Speculation about the future

As the agency and its partners wait for the Trump administration team to arrive, speculation about what they might have in store for USAID, and who they might tap to lead the agency, continues to build.

Speaking at the Council of International Development Companies’ annual conference on Dec. 6, Diana Ohlbaum, an independent consultant and U.S. development expert, predicted that the Trump administration will push a policy agenda to strip USAID of its independence and relocate development within other departments.

“My assumption is that the Trump administration will move to eliminate USAID and merge it into the State Department,” Ohlbaum said.

Such a proposal would not be unprecedented. In the mid-1990s, with a Republican-controlled Congress, there was an effort to dismantle USAID and fold U.S. foreign assistance programs into the State Department. *Ohlbaum, who was working for Sen. Paul Sarbanes, was part of the successful effort to defend the agency against those plans.

Not everyone agrees the Trump administration will pursue anything that drastic. The agency enjoys more bipartisan support now than it did then, with key Republican and Democratic allies in Congress who have helped secure a relatively stable budget and independent management for the agency. Trump never explicitly attacked U.S. development programs during the campaign — even though his rival Hillary Clinton was closely associated with many of them.

Trump team’s silence so far, however, is doing little to ease concerns.

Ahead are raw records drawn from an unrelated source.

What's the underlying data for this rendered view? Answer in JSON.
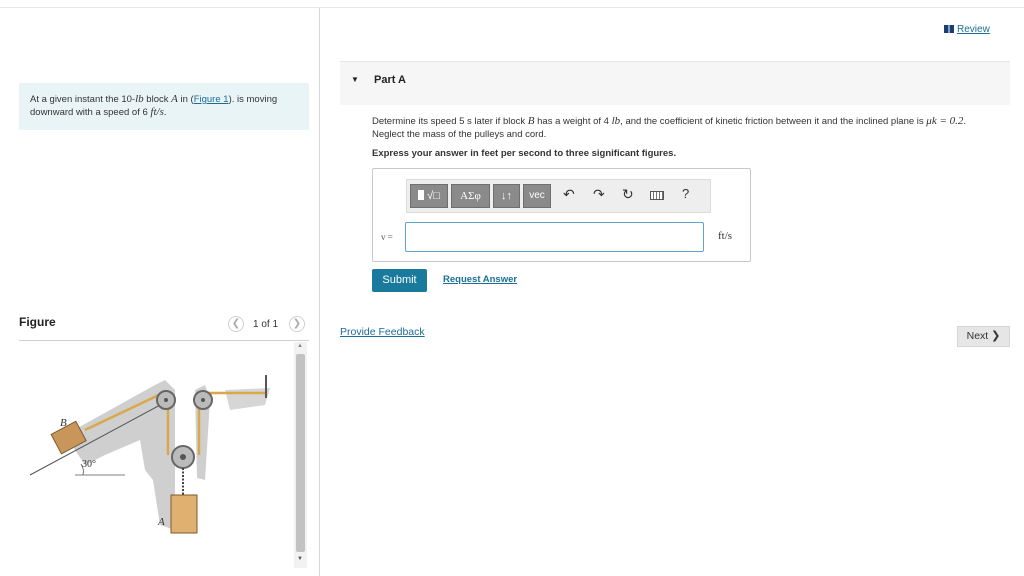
{
  "problem": {
    "text_before": "At a given instant the 10-",
    "weight_unit": "lb",
    "text_mid1": " block ",
    "block_name": "A",
    "text_mid2": " in (",
    "figure_link": "Figure 1",
    "text_mid3": "). is moving downward with a speed of 6 ",
    "speed_unit": "ft/s",
    "text_end": "."
  },
  "figure": {
    "title": "Figure",
    "count": "1 of 1",
    "labels": {
      "block_b": "B",
      "block_a": "A",
      "angle": "30°"
    }
  },
  "review": {
    "label": "Review",
    "icon": "book-icon"
  },
  "part": {
    "title": "Part A"
  },
  "question": {
    "t1": "Determine its speed 5 s later if block ",
    "block_b": "B",
    "t2": " has a weight of 4 ",
    "unit": "lb",
    "t3": ", and the coefficient of kinetic friction between it and the inclined plane is ",
    "mu": "μk = 0.2",
    "t4": ". Neglect the mass of the pulleys and cord."
  },
  "instruction": "Express your answer in feet per second to three significant figures.",
  "toolbar": {
    "templates": "√□",
    "greek": "ΑΣφ",
    "arrows": "↓↑",
    "vec": "vec",
    "undo": "↶",
    "redo": "↷",
    "reset": "↻",
    "help": "?"
  },
  "answer": {
    "label": "v =",
    "value": "",
    "unit": "ft/s"
  },
  "buttons": {
    "submit": "Submit",
    "request": "Request Answer",
    "feedback": "Provide Feedback",
    "next": "Next"
  },
  "colors": {
    "accent": "#197a9e",
    "link": "#1a6e98",
    "problem_bg": "#e9f4f7"
  }
}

Update, Dec. 9, 2016: This article has been updated to clarify that Diana Ohlbaum was not working for Rep. Howard Berman in the 1990s. She was working for Sen Paul Sarbanes.

Stay tuned to Devex for more news and analysis of what the Trump administration will mean for global development. Read more coverage here and subscribe to The Development Newswire.